# Activity
Each line below must be printed again exactly.
(Data for the task)
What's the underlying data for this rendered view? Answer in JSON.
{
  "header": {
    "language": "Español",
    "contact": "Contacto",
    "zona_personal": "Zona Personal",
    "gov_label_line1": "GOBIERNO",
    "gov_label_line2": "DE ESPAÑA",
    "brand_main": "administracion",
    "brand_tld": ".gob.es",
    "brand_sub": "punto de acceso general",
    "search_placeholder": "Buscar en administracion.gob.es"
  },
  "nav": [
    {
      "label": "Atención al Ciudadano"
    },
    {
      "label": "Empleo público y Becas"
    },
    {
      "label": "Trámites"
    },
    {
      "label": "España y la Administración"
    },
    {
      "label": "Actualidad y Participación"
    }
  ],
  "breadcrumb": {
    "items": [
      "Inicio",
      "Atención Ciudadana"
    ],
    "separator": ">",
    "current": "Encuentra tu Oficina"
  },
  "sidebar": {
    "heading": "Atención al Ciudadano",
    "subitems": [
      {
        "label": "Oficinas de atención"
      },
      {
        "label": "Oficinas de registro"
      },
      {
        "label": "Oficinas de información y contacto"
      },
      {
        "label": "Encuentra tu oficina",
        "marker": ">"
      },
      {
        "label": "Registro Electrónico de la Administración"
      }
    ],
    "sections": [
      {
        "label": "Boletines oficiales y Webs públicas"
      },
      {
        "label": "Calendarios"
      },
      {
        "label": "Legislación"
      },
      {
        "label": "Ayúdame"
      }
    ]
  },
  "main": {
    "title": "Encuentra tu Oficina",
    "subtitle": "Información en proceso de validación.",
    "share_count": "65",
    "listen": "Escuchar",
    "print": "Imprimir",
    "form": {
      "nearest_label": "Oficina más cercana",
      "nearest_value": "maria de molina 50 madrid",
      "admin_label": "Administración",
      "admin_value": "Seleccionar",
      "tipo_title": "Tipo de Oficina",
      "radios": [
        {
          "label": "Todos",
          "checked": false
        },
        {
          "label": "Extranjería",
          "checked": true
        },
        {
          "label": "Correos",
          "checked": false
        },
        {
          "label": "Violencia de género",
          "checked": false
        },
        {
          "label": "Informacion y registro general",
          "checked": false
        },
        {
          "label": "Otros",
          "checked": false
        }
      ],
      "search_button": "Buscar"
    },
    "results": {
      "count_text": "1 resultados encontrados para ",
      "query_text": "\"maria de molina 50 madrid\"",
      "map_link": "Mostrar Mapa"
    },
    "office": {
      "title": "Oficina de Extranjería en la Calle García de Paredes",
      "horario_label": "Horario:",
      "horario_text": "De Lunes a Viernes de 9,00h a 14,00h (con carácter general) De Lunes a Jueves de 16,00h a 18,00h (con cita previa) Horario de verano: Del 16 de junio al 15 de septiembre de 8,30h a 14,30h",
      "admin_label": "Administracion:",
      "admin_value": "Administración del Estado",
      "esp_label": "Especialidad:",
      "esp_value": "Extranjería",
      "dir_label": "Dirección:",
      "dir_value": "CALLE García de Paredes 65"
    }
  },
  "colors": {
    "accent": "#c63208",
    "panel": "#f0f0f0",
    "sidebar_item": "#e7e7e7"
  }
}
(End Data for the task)
# Exercise output
What's the underlying data for this rendered view? Answer in JSON.
{
  "header": {
    "language": "Español",
    "contact": "Contacto",
    "zona_personal": "Zona Personal",
    "gov_label_line1": "GOBIERNO",
    "gov_label_line2": "DE ESPAÑA",
    "brand_main": "administracion",
    "brand_tld": ".gob.es",
    "brand_sub": "punto de acceso general",
    "search_placeholder": "Buscar en administracion.gob.es"
  },
  "nav": [
    {
      "label": "Atención al Ciudadano"
    },
    {
      "label": "Empleo público y Becas"
    },
    {
      "label": "Trámites"
    },
    {
      "label": "España y la Administración"
    },
    {
      "label": "Actualidad y Participación"
    }
  ],
  "breadcrumb": {
    "items": [
      "Inicio",
      "Atención Ciudadana"
    ],
    "separator": ">",
    "current": "Encuentra tu Oficina"
  },
  "sidebar": {
    "heading": "Atención al Ciudadano",
    "subitems": [
      {
        "label": "Oficinas de atención"
      },
      {
        "label": "Oficinas de registro"
      },
      {
        "label": "Oficinas de información y contacto"
      },
      {
        "label": "Encuentra tu oficina",
        "marker": ">"
      },
      {
        "label": "Registro Electrónico de la Administración"
      }
    ],
    "sections": [
      {
        "label": "Boletines oficiales y Webs públicas"
      },
      {
        "label": "Calendarios"
      },
      {
        "label": "Legislación"
      },
      {
        "label": "Ayúdame"
      }
    ]
  },
  "main": {
    "title": "Encuentra tu Oficina",
    "subtitle": "Información en proceso de validación.",
    "share_count": "65",
    "listen": "Escuchar",
    "print": "Imprimir",
    "form": {
      "nearest_label": "Oficina más cercana",
      "nearest_value": "maria de molina 50 madrid",
      "admin_label": "Administración",
      "admin_value": "Seleccionar",
      "tipo_title": "Tipo de Oficina",
      "radios": [
        {
          "label": "Todos",
          "checked": false
        },
        {
          "label": "Extranjería",
          "checked": true
        },
        {
          "label": "Correos",
          "checked": false
        },
        {
          "label": "Violencia de género",
          "checked": false
        },
        {
          "label": "Informacion y registro general",
          "checked": false
        },
        {
          "label": "Otros",
          "checked": false
        }
      ],
      "search_button": "Buscar"
    },
    "results": {
      "count_text": "1 resultados encontrados para ",
      "query_text": "\"maria de molina 50 madrid\"",
      "map_link": "Mostrar Mapa"
    },
    "office": {
      "title": "Oficina de Extranjería en la Calle García de Paredes",
      "horario_label": "Horario:",
      "horario_text": "De Lunes a Viernes de 9,00h a 14,00h (con carácter general) De Lunes a Jueves de 16,00h a 18,00h (con cita previa) Horario de verano: Del 16 de junio al 15 de septiembre de 8,30h a 14,30h",
      "admin_label": "Administracion:",
      "admin_value": "Administración del Estado",
      "esp_label": "Especialidad:",
      "esp_value": "Extranjería",
      "dir_label": "Dirección:",
      "dir_value": "CALLE García de Paredes 65"
    }
  },
  "colors": {
    "accent": "#c63208",
    "panel": "#f0f0f0",
    "sidebar_item": "#e7e7e7"
  }
}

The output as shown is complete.